[Element data from apps and pages]
────
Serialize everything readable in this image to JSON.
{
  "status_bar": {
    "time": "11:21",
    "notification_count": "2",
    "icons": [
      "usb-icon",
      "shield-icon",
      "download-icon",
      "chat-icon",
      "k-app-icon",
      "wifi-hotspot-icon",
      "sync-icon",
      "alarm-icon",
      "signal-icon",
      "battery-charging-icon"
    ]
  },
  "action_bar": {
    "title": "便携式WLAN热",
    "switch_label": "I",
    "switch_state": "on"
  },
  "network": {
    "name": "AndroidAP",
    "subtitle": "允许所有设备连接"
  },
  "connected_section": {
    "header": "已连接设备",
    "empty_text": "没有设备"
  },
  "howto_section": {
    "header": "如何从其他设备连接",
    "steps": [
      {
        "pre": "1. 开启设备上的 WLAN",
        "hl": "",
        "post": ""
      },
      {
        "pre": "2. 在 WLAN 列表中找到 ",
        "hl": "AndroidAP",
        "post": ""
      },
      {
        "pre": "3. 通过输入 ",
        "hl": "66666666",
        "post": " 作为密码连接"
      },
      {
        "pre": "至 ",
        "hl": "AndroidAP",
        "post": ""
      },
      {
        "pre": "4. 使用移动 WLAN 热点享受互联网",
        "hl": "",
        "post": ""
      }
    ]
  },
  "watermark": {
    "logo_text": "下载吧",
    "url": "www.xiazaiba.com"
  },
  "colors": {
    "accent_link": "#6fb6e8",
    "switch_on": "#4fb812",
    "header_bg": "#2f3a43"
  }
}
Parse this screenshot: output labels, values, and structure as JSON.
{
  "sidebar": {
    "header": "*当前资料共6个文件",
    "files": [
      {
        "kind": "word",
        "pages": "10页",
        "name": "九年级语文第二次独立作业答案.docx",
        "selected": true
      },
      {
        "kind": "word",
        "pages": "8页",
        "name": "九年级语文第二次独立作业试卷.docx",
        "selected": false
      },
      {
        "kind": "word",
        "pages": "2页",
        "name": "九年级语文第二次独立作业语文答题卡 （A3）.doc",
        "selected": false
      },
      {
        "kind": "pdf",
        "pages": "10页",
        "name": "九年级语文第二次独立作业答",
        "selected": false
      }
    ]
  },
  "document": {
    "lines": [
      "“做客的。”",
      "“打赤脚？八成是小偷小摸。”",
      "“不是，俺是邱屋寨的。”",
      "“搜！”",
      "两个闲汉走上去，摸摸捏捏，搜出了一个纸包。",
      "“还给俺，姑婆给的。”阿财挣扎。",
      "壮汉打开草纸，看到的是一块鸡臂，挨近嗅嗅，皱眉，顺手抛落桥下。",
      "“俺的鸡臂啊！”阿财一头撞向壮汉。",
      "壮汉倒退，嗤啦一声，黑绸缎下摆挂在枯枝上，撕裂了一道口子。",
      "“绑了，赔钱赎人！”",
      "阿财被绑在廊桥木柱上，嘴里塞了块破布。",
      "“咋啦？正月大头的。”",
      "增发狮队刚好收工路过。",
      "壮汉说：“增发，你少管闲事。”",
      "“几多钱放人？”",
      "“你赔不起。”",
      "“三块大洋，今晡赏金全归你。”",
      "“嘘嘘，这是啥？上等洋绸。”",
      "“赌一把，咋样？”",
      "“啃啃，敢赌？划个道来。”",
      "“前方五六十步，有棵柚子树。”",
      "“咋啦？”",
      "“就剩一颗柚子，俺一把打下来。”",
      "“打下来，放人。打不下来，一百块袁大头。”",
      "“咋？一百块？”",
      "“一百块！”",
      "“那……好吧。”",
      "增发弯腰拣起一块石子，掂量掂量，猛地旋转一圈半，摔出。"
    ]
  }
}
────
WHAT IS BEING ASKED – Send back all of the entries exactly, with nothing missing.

WRITTEN REPLY –
Serialize everything readable in this image to JSON.
{
  "status_bar": {
    "time": "11:21",
    "notification_count": "2",
    "icons": [
      "usb-icon",
      "shield-icon",
      "download-icon",
      "chat-icon",
      "k-app-icon",
      "wifi-hotspot-icon",
      "sync-icon",
      "alarm-icon",
      "signal-icon",
      "battery-charging-icon"
    ]
  },
  "action_bar": {
    "title": "便携式WLAN热",
    "switch_label": "I",
    "switch_state": "on"
  },
  "network": {
    "name": "AndroidAP",
    "subtitle": "允许所有设备连接"
  },
  "connected_section": {
    "header": "已连接设备",
    "empty_text": "没有设备"
  },
  "howto_section": {
    "header": "如何从其他设备连接",
    "steps": [
      {
        "pre": "1. 开启设备上的 WLAN",
        "hl": "",
        "post": ""
      },
      {
        "pre": "2. 在 WLAN 列表中找到 ",
        "hl": "AndroidAP",
        "post": ""
      },
      {
        "pre": "3. 通过输入 ",
        "hl": "66666666",
        "post": " 作为密码连接"
      },
      {
        "pre": "至 ",
        "hl": "AndroidAP",
        "post": ""
      },
      {
        "pre": "4. 使用移动 WLAN 热点享受互联网",
        "hl": "",
        "post": ""
      }
    ]
  },
  "watermark": {
    "logo_text": "下载吧",
    "url": "www.xiazaiba.com"
  },
  "colors": {
    "accent_link": "#6fb6e8",
    "switch_on": "#4fb812",
    "header_bg": "#2f3a43"
  }
}
Parse this screenshot: output labels, values, and structure as JSON.
{
  "sidebar": {
    "header": "*当前资料共6个文件",
    "files": [
      {
        "kind": "word",
        "pages": "10页",
        "name": "九年级语文第二次独立作业答案.docx",
        "selected": true
      },
      {
        "kind": "word",
        "pages": "8页",
        "name": "九年级语文第二次独立作业试卷.docx",
        "selected": false
      },
      {
        "kind": "word",
        "pages": "2页",
        "name": "九年级语文第二次独立作业语文答题卡 （A3）.doc",
        "selected": false
      },
      {
        "kind": "pdf",
        "pages": "10页",
        "name": "九年级语文第二次独立作业答",
        "selected": false
      }
    ]
  },
  "document": {
    "lines": [
      "“做客的。”",
      "“打赤脚？八成是小偷小摸。”",
      "“不是，俺是邱屋寨的。”",
      "“搜！”",
      "两个闲汉走上去，摸摸捏捏，搜出了一个纸包。",
      "“还给俺，姑婆给的。”阿财挣扎。",
      "壮汉打开草纸，看到的是一块鸡臂，挨近嗅嗅，皱眉，顺手抛落桥下。",
      "“俺的鸡臂啊！”阿财一头撞向壮汉。",
      "壮汉倒退，嗤啦一声，黑绸缎下摆挂在枯枝上，撕裂了一道口子。",
      "“绑了，赔钱赎人！”",
      "阿财被绑在廊桥木柱上，嘴里塞了块破布。",
      "“咋啦？正月大头的。”",
      "增发狮队刚好收工路过。",
      "壮汉说：“增发，你少管闲事。”",
      "“几多钱放人？”",
      "“你赔不起。”",
      "“三块大洋，今晡赏金全归你。”",
      "“嘘嘘，这是啥？上等洋绸。”",
      "“赌一把，咋样？”",
      "“啃啃，敢赌？划个道来。”",
      "“前方五六十步，有棵柚子树。”",
      "“咋啦？”",
      "“就剩一颗柚子，俺一把打下来。”",
      "“打下来，放人。打不下来，一百块袁大头。”",
      "“咋？一百块？”",
      "“一百块！”",
      "“那……好吧。”",
      "增发弯腰拣起一块石子，掂量掂量，猛地旋转一圈半，摔出。"
    ]
  }
}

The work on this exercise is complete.